For a more competitive Europe, creating jobs and investing in the EU’s future
MEPs succeeded in bolstering, on top of the Commission’s budget proposal, programmes they considered key to boosting growth and jobs, reflecting widely agreed European Union priorities, namely Digital Europe (+25.7 million) and the Connecting Europe Facility (CEF) for transport infrastructure (+€60.3 million).
Strengthen respect for Europe’s values and boosting climate action
As a supplementary effort to fight climate change, the additions obtained by the EP for the LIFE programme (+€42 million) aim, from the outset, at contributing to reaching the target of 30% of climate-relevant spending in the EU budget for the 2021-2027 period.
The Rights and Values programme will receive an additional €6.6 million, and the European Public Prosecutor’s Office (EPPO), an independent EU body that fights crimes against the Union budget will benefit from an extra €7.3 million.
MFF top-ups: supporting the young, EU research and healthcare

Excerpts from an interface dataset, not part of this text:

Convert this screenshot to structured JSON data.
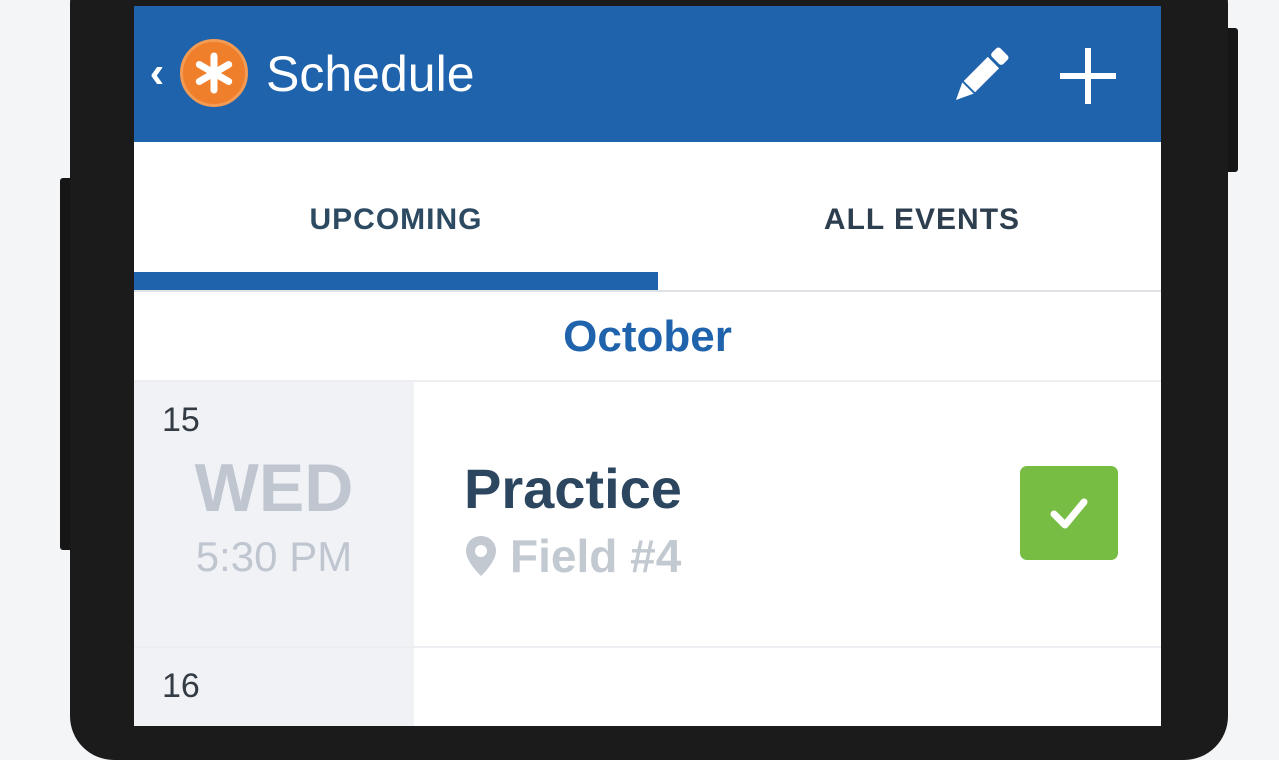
{
  "header": {
    "back_glyph": "‹",
    "title": "Schedule",
    "logo_glyph": "✱",
    "brand_color": "#1f63ad",
    "logo_color": "#f07f2b"
  },
  "tabs": [
    {
      "label": "UPCOMING",
      "selected": true
    },
    {
      "label": "ALL EVENTS",
      "selected": false
    }
  ],
  "month": "October",
  "events": [
    {
      "day_num": "15",
      "weekday": "WED",
      "time": "5:30 PM",
      "name": "Practice",
      "location": "Field #4",
      "rsvp": "accepted",
      "rsvp_color": "#77bd43"
    },
    {
      "day_num": "16"
    }
  ],
  "icons": {
    "edit": "pencil-icon",
    "add": "plus-icon",
    "location": "map-pin-icon",
    "rsvp": "checkmark-icon"
  }
}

Other reinforcements for 2021 reflect the top-ups to selected key EU programmes that Parliament obtained in the deal with Council on the next long-term EU budget (MFF) 2021-2027, approved on 16 December.

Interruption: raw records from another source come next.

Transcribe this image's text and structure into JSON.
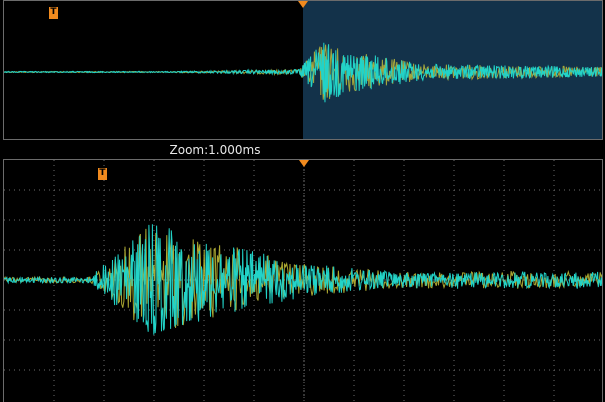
{
  "zoom_label": "Zoom:1.000ms",
  "trigger_marker": "T",
  "colors": {
    "trace_primary": "#22d3c8",
    "trace_secondary": "#c9c43a",
    "zoom_window": "#13324a",
    "grid": "#6b6b6b",
    "marker": "#f08a1e"
  }
}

This is the case for Erasmus+ (+€175.1 million), Horizon Europe (research programme, +€20 million) and the EU4Health programme, the EU’s response to COVID-19, by a further €74.3 million. EU4Health will support medical and healthcare staff, patients and health systems. Similarly, the commitment appropriations for humanitarian aid have been increased by €25 million and for supporting the EU’s southern neighbourhood by €10.2 million.

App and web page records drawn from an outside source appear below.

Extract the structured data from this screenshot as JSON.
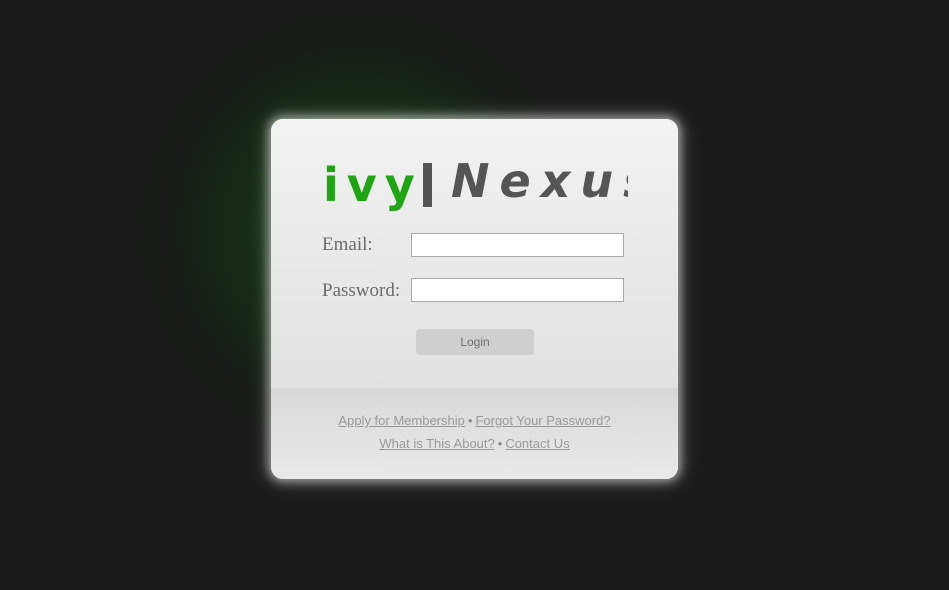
{
  "background": {
    "watermark_text": "",
    "accent_color": "#1fa514"
  },
  "logo": {
    "part1": "ivy",
    "divider": "|",
    "part2": "Nexus",
    "part1_color": "#1fa514",
    "part2_color": "#555555"
  },
  "form": {
    "email_label": "Email:",
    "email_value": "",
    "email_placeholder": "",
    "password_label": "Password:",
    "password_value": "",
    "password_placeholder": "",
    "login_label": "Login"
  },
  "footer_links": {
    "row1": {
      "apply": "Apply for Membership",
      "separator": "•",
      "forgot": "Forgot Your Password?"
    },
    "row2": {
      "about": "What is This About?",
      "separator": "•",
      "contact": "Contact Us"
    }
  }
}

“I’m pleased that we reached a swift agreement in the interest of European citizens in these challenging times. With the top-ups for some of the future-looking programmes agreed in the multi-annual framework just weeks ago, we obtained budget increases for other programmes with proven European added value. These extra investments in, for example, the trans-European transport networks and digital Europe, all respond to real needs and are in line with the expectations of EU citizens”, said the Chair of the Budgets committee Johan van Overtveldt (ECR, BE).
“In all conscience, we know that this budget is not up to the challenge. It was the most that could be obtained given the restrictions of negotiating the MFF with heads of state in unanimity. The good news is that there is a solution that can mobilise 50 billion EUR per year for health, climate and jobs, and that cannot be blocked by the unanimity rule: taxing speculation in enhanced cooperation. The Commission says it can be adopted by the end of 2022. Let’s get to work without delay”, said the lead rapporteur (Commission section) Pierre Larrouturou (S&D, FR).
“We cannot build promising policies for the future without operational, efficient, modern, environmentally friendly and interactive institutions that are capable of functioning even in the event of force majeure. By voting in favour of the 2021 budget, we are giving the institutions of the European Union sufficient resources and staff so that they can best fulfil their missions and meet citizens’ expectations in times of crisis. This new agreement finds the balance between making savings in a time of crisis and not impeding the EU institutions from functioning properly, said the rapporteur for the other sections, Oliver Chastel (RENEW, BE).